Please support FanGraphs by becoming a member. We publish thousands of articles a year, host multiple podcasts, and have an ever growing database of baseball stats.

FanGraphs does not have a paywall. With your membership, we can continue to offer the content you've come to rely on and add to our unique baseball coverage.

Support FanGraphs




Brooklyn-based Jay Jaffe is a senior writer for FanGraphs, the author of The Cooperstown Casebook (Thomas Dunne Books, 2017) and the creator of the JAWS (Jaffe WAR Score) metric for Hall of Fame analysis. He founded the Futility Infielder website (2001), was a columnist for Baseball Prospectus (2005-2012) and a contributing writer for Sports Illustrated (2012-2018). He has been a recurring guest on MLB Network and a member of the BBWAA since 2011. Follow him on Twitter @jay_jaffe.

newest oldest most voted
ArmadilloFury
Member
ArmadilloFury

Why hasn’t the pop he showed in AA & AAA in 2018 (.299 & .232 ISO) showed up in the majors yet, esp with the juiced ball? With his contact and plate discipline skills, he can be all-star level with a .200 ISO

John Autin
Member
John Autin

Reasonable question … But McNeil certainly is All-Star level just as he’s been so far. A .400 OBP with average defense outweighs his low .140 ISO.

FG has him at 3.5 WAR in about a half-year’s play. That’s a front-line All-Star.

mookie28
Member
mookie28

Seems like Mets have figured it out a little but I was worried he was going to go the way of Conforto, Nimmo, Turner and others when the Mets forced non-performing vets in the lineup ahead of these guys. I thought Frazier return might be the death knell, we’ll see what happens upon Lowrie’s return.
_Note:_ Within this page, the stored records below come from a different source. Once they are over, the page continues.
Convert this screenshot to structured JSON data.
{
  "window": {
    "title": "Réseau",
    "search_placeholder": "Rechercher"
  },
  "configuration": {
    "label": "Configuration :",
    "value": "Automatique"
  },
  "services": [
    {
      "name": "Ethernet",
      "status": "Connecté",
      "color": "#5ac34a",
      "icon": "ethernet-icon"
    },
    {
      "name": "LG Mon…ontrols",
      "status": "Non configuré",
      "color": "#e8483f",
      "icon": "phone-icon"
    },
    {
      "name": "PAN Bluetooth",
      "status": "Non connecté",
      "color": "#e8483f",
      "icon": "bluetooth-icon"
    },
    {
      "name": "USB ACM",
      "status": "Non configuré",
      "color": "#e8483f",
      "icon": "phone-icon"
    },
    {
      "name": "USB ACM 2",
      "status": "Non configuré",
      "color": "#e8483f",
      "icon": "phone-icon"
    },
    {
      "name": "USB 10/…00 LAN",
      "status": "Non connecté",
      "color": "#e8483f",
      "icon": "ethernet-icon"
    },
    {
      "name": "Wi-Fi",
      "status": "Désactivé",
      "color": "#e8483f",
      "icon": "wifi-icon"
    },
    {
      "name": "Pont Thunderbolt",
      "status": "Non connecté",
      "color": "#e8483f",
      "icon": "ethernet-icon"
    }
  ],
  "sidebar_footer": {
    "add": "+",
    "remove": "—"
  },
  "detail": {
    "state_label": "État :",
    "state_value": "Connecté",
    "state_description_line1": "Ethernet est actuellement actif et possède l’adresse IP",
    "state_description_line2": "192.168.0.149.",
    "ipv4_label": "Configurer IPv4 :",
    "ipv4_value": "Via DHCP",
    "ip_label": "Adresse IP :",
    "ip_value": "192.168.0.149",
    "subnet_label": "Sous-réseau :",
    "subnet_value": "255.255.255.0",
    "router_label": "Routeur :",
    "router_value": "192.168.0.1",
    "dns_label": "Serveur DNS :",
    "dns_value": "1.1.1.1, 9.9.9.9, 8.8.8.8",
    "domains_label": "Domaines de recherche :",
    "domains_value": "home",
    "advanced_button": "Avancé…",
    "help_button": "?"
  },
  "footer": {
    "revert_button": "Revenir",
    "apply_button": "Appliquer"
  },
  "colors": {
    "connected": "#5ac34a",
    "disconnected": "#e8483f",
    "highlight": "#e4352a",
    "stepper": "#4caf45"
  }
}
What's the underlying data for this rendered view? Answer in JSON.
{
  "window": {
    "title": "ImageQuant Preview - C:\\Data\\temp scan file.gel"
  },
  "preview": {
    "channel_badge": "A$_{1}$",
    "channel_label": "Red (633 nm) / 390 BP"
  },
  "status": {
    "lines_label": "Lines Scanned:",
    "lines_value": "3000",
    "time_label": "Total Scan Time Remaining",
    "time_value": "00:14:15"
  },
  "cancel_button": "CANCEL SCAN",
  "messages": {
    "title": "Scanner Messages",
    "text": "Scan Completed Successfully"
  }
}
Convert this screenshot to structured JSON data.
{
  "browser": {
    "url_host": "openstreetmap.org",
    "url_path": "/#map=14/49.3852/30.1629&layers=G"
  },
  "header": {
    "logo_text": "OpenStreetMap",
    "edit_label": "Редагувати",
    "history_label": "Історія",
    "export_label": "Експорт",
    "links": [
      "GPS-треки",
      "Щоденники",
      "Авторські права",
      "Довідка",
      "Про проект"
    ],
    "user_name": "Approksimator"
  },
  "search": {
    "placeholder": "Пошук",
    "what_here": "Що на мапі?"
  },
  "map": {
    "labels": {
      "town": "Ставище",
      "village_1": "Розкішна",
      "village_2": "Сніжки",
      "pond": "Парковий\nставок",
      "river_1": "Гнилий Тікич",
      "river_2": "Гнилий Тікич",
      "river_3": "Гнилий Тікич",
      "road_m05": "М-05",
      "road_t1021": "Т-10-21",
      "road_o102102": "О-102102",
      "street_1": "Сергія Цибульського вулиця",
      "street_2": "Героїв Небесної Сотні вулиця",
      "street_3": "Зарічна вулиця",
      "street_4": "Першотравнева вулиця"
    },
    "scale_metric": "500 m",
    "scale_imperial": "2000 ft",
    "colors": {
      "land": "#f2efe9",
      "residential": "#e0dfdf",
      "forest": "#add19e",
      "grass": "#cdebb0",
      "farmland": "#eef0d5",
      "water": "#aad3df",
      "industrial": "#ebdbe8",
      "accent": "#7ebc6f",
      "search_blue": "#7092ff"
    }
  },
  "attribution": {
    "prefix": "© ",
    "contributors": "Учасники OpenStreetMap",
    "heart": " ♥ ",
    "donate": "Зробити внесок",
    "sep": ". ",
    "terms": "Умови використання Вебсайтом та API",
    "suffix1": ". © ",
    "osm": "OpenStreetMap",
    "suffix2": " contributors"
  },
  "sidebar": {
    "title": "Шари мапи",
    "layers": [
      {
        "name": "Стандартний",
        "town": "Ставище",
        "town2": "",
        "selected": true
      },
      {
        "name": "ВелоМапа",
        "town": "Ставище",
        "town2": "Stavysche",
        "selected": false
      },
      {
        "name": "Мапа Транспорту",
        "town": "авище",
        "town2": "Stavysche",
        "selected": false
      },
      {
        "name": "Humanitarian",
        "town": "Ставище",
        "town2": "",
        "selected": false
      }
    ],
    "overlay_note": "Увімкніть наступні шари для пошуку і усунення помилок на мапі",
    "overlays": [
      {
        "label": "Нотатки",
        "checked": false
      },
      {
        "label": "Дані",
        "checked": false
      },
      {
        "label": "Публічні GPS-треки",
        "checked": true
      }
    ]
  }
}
Often wonder if the Mets know who their own best players are.

docgooden85
Member
Member
docgooden85

If they keep playing Frazier and benching J.D. Davis, you’ll know they do not.

mookie28
Member
mookie28

Agreed — however JD is not good at 3B. Both the eye test and the defensive #s are showing it

Nats Fan
Member
Member
Nats Fan

Thank the Gods they don’t says this Nats Fan!

Tulkas
Member
Tulkas

So far they’ve done a good job with that. McNeil has played, JD Davis has played, Alonso has played, and Broxton/Lagares have been used as depth. We’ll see with Frazier back, but the early returns are good.

ScottyB
Member
Member
ScottyB

AAA was in Vegas last year and inflated power numbers???

BradleyZimmernsBizarreHits
Member
BradleyZimmernsBizarreHits

I don’t have other numbers to help explain, but his FB and pull rate is down.

Currently he is 61st in EV but near the bottom of Barrels/BBE and EV on FB/LDs. It could just be an approach thing but he’s clearly just not turning on pitches and crushing them like he would have to to have a higher ISO. Until he figures out how to do that at the MLB level, this will continue